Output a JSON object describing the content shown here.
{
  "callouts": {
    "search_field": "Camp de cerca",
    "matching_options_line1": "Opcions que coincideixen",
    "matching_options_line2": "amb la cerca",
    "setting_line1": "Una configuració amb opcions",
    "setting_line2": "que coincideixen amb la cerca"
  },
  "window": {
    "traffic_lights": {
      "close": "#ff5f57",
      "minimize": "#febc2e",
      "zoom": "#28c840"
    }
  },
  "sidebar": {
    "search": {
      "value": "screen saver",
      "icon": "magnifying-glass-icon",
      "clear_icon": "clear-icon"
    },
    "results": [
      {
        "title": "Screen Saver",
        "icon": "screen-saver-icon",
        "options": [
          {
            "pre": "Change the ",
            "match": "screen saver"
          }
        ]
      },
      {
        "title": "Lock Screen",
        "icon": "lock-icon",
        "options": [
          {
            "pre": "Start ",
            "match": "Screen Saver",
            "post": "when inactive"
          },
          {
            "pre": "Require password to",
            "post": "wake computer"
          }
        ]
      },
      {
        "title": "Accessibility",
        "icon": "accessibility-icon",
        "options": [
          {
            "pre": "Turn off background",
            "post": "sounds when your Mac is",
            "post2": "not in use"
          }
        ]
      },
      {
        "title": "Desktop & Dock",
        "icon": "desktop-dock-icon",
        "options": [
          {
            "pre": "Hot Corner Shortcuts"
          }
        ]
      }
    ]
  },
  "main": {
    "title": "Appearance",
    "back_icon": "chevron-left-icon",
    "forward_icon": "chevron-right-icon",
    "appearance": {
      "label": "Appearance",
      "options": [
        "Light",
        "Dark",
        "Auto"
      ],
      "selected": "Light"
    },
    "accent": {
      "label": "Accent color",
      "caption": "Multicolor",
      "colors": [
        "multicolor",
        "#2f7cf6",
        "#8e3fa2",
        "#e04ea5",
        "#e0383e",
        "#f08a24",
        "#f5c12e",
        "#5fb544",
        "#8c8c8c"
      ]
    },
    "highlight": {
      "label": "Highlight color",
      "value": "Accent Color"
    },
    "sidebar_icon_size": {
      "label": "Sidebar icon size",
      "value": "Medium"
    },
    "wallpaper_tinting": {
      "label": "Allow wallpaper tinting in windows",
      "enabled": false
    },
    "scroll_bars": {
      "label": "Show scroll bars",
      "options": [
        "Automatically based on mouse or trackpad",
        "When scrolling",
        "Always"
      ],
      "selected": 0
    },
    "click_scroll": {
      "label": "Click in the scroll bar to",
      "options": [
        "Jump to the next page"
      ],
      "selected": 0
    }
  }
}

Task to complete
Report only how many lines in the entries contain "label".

Answer
7